Hey, who are we having for dinner?
“Who’s coming to eat with us” or “who’s coming over for dinner” sound better. Still, the fact remains that dinner is oftentimes not thought of as a human experience but as an act of eating. “Who are we having for dinner” implies “who are eating for dinner” more than “who is dining with us.” Dinner is all about what you eat.
Corey Mintz addresses this issue in his article “In the End, It’s Not About the Food”. He talks about what it means to be a good dinner host in general (but he references Thanksgiving dinner mostly).
The main point of the article, as the title suggests, is that being a good host is about entertaining guests and giving them a good experience. He criticizes the norm of dinner being all about what the actual meal is, how it is prepared, and whether it’s good or not. It is fairly common that the quality of the cooking determines the host’s success in entertaining, and he argues that this shouldn’t be the case.

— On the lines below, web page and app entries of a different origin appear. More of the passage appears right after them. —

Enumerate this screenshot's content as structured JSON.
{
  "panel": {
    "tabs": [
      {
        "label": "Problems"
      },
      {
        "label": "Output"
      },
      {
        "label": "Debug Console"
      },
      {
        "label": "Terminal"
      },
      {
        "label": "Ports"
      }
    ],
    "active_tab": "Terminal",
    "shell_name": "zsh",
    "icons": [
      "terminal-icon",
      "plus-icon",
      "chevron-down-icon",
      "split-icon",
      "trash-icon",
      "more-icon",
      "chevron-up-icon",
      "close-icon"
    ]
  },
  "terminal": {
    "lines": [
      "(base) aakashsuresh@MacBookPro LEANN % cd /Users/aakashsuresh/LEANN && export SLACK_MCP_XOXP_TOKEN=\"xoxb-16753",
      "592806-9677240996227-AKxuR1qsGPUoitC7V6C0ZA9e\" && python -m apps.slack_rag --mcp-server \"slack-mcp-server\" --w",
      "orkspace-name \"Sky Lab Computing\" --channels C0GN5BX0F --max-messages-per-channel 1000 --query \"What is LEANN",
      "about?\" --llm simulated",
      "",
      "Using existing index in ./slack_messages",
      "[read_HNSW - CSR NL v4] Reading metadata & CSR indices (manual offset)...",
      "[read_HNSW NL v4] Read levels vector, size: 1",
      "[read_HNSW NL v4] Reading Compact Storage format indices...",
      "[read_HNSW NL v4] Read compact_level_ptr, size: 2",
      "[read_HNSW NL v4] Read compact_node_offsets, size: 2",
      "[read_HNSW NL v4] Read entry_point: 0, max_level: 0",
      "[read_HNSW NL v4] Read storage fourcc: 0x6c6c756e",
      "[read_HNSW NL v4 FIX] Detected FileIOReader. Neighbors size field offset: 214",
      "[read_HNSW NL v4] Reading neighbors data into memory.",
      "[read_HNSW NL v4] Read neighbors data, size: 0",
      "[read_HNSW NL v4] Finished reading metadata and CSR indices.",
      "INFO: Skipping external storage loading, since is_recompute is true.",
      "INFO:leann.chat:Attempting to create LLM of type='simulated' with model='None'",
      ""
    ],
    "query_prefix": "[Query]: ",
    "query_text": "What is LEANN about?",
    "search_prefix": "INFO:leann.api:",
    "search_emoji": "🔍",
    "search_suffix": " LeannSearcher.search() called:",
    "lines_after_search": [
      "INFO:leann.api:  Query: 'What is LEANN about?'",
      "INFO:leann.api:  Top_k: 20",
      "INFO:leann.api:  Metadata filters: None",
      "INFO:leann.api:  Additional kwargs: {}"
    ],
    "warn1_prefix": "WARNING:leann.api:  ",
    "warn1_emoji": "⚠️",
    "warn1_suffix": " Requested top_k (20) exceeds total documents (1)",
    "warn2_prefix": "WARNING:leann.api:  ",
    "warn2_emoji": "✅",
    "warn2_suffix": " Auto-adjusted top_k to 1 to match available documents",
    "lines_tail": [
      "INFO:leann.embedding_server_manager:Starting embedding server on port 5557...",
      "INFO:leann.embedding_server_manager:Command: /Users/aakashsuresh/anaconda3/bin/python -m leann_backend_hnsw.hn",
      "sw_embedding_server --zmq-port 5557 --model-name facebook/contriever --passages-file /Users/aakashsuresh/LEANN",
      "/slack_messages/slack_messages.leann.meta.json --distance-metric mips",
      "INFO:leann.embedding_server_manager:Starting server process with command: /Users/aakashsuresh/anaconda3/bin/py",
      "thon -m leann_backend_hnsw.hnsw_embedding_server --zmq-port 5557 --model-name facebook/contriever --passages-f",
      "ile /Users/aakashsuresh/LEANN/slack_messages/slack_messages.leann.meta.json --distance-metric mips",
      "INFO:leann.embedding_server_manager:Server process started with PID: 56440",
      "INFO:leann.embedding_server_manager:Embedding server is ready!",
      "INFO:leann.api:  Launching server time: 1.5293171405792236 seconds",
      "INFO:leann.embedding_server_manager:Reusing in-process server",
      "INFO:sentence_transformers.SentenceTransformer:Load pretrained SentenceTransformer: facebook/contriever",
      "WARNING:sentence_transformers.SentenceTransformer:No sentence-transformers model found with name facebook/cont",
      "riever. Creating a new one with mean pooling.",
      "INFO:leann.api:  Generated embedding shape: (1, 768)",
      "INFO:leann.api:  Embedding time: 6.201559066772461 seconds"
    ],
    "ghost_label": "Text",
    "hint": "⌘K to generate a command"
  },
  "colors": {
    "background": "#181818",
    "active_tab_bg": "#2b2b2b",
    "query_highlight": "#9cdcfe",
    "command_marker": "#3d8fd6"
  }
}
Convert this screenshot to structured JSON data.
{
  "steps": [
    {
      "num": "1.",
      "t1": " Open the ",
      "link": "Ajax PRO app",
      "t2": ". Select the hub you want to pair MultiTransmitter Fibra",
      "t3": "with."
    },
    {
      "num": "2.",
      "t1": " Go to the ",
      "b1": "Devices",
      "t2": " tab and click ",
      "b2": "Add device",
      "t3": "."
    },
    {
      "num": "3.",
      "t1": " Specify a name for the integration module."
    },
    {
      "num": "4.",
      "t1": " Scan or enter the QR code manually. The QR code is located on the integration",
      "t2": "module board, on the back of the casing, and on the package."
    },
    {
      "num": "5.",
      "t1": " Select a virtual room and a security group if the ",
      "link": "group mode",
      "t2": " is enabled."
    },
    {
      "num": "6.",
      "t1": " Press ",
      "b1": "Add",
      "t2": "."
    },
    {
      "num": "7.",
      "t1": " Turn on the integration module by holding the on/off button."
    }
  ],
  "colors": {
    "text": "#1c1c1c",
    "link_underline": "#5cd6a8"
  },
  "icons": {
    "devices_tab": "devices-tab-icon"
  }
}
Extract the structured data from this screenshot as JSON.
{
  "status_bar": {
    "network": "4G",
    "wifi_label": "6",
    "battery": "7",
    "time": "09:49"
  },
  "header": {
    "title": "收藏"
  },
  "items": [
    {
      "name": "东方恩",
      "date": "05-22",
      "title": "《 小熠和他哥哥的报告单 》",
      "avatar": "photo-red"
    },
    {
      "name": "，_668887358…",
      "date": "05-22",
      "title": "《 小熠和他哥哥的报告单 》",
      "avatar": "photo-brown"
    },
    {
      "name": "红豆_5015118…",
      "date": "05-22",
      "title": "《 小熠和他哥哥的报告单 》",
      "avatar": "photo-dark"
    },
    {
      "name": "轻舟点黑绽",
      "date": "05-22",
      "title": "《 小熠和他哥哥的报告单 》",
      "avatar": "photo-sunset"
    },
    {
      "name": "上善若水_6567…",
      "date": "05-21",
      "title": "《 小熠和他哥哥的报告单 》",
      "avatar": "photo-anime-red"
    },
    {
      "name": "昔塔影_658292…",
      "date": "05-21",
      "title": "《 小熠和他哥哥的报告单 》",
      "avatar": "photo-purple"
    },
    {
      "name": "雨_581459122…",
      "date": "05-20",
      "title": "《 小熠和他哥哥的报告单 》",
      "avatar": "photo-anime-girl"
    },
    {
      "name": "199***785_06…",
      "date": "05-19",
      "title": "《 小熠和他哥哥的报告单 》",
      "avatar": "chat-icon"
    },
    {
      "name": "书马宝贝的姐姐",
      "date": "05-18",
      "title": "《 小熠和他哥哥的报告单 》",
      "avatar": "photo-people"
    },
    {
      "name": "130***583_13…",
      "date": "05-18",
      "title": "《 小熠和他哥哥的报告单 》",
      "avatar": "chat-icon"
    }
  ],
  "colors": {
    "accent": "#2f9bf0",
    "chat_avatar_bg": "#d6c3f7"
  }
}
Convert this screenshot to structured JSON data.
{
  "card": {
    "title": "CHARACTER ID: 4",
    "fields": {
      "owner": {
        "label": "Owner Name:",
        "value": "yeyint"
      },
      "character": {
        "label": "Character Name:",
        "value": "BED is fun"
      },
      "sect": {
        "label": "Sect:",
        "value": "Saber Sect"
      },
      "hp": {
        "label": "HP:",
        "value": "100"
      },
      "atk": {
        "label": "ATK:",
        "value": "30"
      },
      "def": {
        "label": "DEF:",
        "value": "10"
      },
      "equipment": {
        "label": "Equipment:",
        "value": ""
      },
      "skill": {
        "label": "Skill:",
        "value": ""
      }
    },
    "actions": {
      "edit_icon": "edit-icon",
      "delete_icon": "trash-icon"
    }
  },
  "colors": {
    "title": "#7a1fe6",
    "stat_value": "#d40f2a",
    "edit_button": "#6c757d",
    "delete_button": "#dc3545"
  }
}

Well, think about the following question:
Which Thanksgiving dinner would you rather have?
It’s safe to say that (a) looks a lot more appetizing. Mintz article brings up very good points, and I’ll be sure to rationalize my lack of culinary skills with his argument next time I have guests.
However, the fact remains that people love food. More importantly, people love GOOD food.
Regardless of what the host feeds his guests, guests will shower their host with praise and appreciation. So, I guess you’ll never know whether or not that pinch of imported pepper actually made your dish a culinary masterpiece. People will say what you want to hear (disregarding the family members and friends with no emotional awareness and regard).
With that in mind, even if guests do not express their dissatisfaction with the overcooked fish, they are still dissatisfied. Enjoying the food is important. Mintz makes a good point about people being important. Nobody is arguing with that, but that doesn’t mean that food is irrelevant.
Could you imagine putting up with the craziness of extended family without engaging in boundless, shameless gluttony at the end of it all? Seeing family and friends is nice, but so is eating a great meal with them. Those two things are not mutually exclusive. One of the best feelings in the world is sitting around a table with the people you care about enjoying great food and great conversation. Food is a social lubricant and a medium of communication and exultation.
So, do the guests matter?
Do you’re guests enjoy being entertained?
And should you care about what you make them?
Food isn’t EVERYTHING in hosting people… but it’s pretty important.